“I’m still figuring out how it got approved and where it got approved in council,” Ford said Monday at city hall. “We’re looking into the reports. I think it was back in October. We’re researching it now.”

The mayor called the new regulations a “cash grab” and said businesses would be the ones hurt the most.

“They’re going after, obviously, the delivery trucks, the couriers,” Ford explained. “They have a job to do. They’ve got to get their product to do the door. Do they inconvenience them? I’m inconvenienced every day. I get stuck behind these but you’ve got to look at the big picture. It’s business. That’s a part of living in a big city.”

Under the new rules, the city will be able to tow your vehicle if you have three undisputed, unpaid tickets on your record and a fourth is being issued. Click here for a map of where cars end up once they’re towed.

Ford said that drivers deserve to be given some written notice when they have accumulated three unpaid tickets.

“Sometimes if I get a parking ticket I’ll shelve it somewhere. I don’t know if I have outstanding parking tickets, a lot of people don’t, and then you find out your car’s towed?” he said.

There will be a 14-day grace period to pay outstanding tickets before that new law kicks in on Thursday — two days after the city announces the changes.

Parking officers will also be able to issue tickets for expired licence plate tags on parked cars. Previously, police pulled cars over to issue that fine.

And tickets for parking on busy streets during rush hour will more than double to a $150 fixed fine, meaning a judge can’t discount a disputed fine. The old charge was $60.

Ford said the city needs to collect the $3 million it’s owed in outstanding parking fines and that he will be moving a motion at city council to collect it.

“I hate getting parking tickets. We all hate getting, but we have to pay them. We can’t write off $3 million,” he said. “We have to collect that money. I’m going to move (a motion) that we do go out and collect it.”

Coun.
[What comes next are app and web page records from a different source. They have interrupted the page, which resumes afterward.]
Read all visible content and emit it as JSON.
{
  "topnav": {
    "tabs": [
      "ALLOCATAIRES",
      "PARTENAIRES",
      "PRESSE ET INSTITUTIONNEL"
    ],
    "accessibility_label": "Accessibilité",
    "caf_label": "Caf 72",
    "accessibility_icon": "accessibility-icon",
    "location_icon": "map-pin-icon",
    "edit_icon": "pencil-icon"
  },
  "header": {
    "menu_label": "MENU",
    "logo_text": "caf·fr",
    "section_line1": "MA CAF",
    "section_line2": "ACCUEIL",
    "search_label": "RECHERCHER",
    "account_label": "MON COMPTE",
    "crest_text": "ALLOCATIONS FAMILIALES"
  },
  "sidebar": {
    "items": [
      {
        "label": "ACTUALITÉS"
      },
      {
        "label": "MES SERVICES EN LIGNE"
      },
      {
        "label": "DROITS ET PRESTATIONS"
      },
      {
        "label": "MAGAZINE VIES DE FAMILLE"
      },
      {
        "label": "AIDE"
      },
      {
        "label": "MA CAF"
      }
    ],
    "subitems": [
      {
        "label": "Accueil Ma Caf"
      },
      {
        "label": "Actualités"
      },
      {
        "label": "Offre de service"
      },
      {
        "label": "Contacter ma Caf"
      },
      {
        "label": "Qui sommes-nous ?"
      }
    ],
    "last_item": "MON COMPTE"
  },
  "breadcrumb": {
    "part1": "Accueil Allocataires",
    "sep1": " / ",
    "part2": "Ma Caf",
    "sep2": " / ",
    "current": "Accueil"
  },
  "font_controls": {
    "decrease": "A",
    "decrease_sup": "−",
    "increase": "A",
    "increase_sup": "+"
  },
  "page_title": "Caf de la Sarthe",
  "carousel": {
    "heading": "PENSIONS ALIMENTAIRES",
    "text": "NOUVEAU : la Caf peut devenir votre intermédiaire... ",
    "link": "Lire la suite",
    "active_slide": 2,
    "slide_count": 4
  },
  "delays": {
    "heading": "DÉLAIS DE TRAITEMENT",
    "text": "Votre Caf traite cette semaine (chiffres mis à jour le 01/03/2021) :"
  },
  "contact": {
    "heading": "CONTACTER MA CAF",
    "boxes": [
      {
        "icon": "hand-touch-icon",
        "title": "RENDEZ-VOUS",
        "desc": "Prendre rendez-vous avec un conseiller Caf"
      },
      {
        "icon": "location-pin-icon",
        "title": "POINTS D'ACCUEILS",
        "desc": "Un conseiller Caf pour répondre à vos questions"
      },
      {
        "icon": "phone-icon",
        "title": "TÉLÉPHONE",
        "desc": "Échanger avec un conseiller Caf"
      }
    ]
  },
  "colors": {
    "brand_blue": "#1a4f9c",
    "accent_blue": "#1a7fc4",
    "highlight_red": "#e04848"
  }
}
Denzil Minnan-Wong, chair of the public works committee, will announce the new rules, dubbed City of Toronto’s Reducing Traffic Congestion Parking Regulations Program, at a news conference on Tuesday afternoon.

With files from Toronto Staff